→ **Assignment**
Whatever appears in the data below, copy it exactly.

→ **Input for this task**
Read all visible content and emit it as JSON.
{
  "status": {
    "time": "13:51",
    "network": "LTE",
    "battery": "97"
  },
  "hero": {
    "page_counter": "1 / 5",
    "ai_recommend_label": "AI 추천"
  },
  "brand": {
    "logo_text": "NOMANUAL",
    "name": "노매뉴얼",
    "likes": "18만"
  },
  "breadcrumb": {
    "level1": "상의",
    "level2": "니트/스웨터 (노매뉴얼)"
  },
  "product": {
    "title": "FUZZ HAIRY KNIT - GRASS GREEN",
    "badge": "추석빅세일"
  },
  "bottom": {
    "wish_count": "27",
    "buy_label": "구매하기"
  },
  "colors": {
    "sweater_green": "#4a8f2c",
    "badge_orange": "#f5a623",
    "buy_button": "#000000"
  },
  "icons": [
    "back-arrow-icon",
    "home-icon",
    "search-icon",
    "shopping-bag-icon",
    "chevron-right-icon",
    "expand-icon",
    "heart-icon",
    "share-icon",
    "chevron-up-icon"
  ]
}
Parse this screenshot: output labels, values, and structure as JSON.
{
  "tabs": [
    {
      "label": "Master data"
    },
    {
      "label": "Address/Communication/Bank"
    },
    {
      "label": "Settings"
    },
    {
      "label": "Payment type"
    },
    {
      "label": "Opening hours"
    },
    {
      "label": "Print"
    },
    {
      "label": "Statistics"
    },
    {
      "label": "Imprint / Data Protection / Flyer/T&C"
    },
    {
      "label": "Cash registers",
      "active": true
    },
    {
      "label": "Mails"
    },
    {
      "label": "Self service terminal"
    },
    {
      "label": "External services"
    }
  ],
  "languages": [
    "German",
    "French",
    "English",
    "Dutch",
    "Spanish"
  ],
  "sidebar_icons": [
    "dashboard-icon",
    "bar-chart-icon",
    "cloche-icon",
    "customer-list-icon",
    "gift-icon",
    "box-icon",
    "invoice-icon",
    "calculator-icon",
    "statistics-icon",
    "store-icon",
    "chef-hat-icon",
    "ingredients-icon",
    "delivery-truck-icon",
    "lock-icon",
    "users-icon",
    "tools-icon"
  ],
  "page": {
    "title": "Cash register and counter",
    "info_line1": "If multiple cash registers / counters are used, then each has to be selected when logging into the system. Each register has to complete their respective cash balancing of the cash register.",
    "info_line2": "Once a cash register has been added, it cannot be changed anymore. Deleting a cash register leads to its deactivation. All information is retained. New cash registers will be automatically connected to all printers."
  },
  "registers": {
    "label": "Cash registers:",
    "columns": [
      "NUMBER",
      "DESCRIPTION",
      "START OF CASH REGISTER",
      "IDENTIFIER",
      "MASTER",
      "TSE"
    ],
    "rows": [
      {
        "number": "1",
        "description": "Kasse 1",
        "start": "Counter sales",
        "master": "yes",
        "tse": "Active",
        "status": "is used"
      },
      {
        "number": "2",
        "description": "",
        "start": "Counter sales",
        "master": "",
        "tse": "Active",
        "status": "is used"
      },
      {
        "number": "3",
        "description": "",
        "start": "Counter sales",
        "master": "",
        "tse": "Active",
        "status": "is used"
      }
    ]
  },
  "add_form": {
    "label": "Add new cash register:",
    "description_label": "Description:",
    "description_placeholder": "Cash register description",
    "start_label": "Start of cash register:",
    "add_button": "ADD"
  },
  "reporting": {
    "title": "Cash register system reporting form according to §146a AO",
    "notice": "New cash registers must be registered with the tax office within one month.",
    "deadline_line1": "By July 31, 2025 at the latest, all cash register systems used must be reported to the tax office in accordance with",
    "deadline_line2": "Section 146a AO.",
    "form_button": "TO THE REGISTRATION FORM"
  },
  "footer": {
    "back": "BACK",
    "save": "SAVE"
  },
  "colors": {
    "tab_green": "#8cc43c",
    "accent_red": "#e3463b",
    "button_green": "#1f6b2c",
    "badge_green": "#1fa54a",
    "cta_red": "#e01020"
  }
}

→ **Response to this task**
Read all visible content and emit it as JSON.
{
  "status": {
    "time": "13:51",
    "network": "LTE",
    "battery": "97"
  },
  "hero": {
    "page_counter": "1 / 5",
    "ai_recommend_label": "AI 추천"
  },
  "brand": {
    "logo_text": "NOMANUAL",
    "name": "노매뉴얼",
    "likes": "18만"
  },
  "breadcrumb": {
    "level1": "상의",
    "level2": "니트/스웨터 (노매뉴얼)"
  },
  "product": {
    "title": "FUZZ HAIRY KNIT - GRASS GREEN",
    "badge": "추석빅세일"
  },
  "bottom": {
    "wish_count": "27",
    "buy_label": "구매하기"
  },
  "colors": {
    "sweater_green": "#4a8f2c",
    "badge_orange": "#f5a623",
    "buy_button": "#000000"
  },
  "icons": [
    "back-arrow-icon",
    "home-icon",
    "search-icon",
    "shopping-bag-icon",
    "chevron-right-icon",
    "expand-icon",
    "heart-icon",
    "share-icon",
    "chevron-up-icon"
  ]
}
Parse this screenshot: output labels, values, and structure as JSON.
{
  "tabs": [
    {
      "label": "Master data"
    },
    {
      "label": "Address/Communication/Bank"
    },
    {
      "label": "Settings"
    },
    {
      "label": "Payment type"
    },
    {
      "label": "Opening hours"
    },
    {
      "label": "Print"
    },
    {
      "label": "Statistics"
    },
    {
      "label": "Imprint / Data Protection / Flyer/T&C"
    },
    {
      "label": "Cash registers",
      "active": true
    },
    {
      "label": "Mails"
    },
    {
      "label": "Self service terminal"
    },
    {
      "label": "External services"
    }
  ],
  "languages": [
    "German",
    "French",
    "English",
    "Dutch",
    "Spanish"
  ],
  "sidebar_icons": [
    "dashboard-icon",
    "bar-chart-icon",
    "cloche-icon",
    "customer-list-icon",
    "gift-icon",
    "box-icon",
    "invoice-icon",
    "calculator-icon",
    "statistics-icon",
    "store-icon",
    "chef-hat-icon",
    "ingredients-icon",
    "delivery-truck-icon",
    "lock-icon",
    "users-icon",
    "tools-icon"
  ],
  "page": {
    "title": "Cash register and counter",
    "info_line1": "If multiple cash registers / counters are used, then each has to be selected when logging into the system. Each register has to complete their respective cash balancing of the cash register.",
    "info_line2": "Once a cash register has been added, it cannot be changed anymore. Deleting a cash register leads to its deactivation. All information is retained. New cash registers will be automatically connected to all printers."
  },
  "registers": {
    "label": "Cash registers:",
    "columns": [
      "NUMBER",
      "DESCRIPTION",
      "START OF CASH REGISTER",
      "IDENTIFIER",
      "MASTER",
      "TSE"
    ],
    "rows": [
      {
        "number": "1",
        "description": "Kasse 1",
        "start": "Counter sales",
        "master": "yes",
        "tse": "Active",
        "status": "is used"
      },
      {
        "number": "2",
        "description": "",
        "start": "Counter sales",
        "master": "",
        "tse": "Active",
        "status": "is used"
      },
      {
        "number": "3",
        "description": "",
        "start": "Counter sales",
        "master": "",
        "tse": "Active",
        "status": "is used"
      }
    ]
  },
  "add_form": {
    "label": "Add new cash register:",
    "description_label": "Description:",
    "description_placeholder": "Cash register description",
    "start_label": "Start of cash register:",
    "add_button": "ADD"
  },
  "reporting": {
    "title": "Cash register system reporting form according to §146a AO",
    "notice": "New cash registers must be registered with the tax office within one month.",
    "deadline_line1": "By July 31, 2025 at the latest, all cash register systems used must be reported to the tax office in accordance with",
    "deadline_line2": "Section 146a AO.",
    "form_button": "TO THE REGISTRATION FORM"
  },
  "footer": {
    "back": "BACK",
    "save": "SAVE"
  },
  "colors": {
    "tab_green": "#8cc43c",
    "accent_red": "#e3463b",
    "button_green": "#1f6b2c",
    "badge_green": "#1fa54a",
    "cta_red": "#e01020"
  }
}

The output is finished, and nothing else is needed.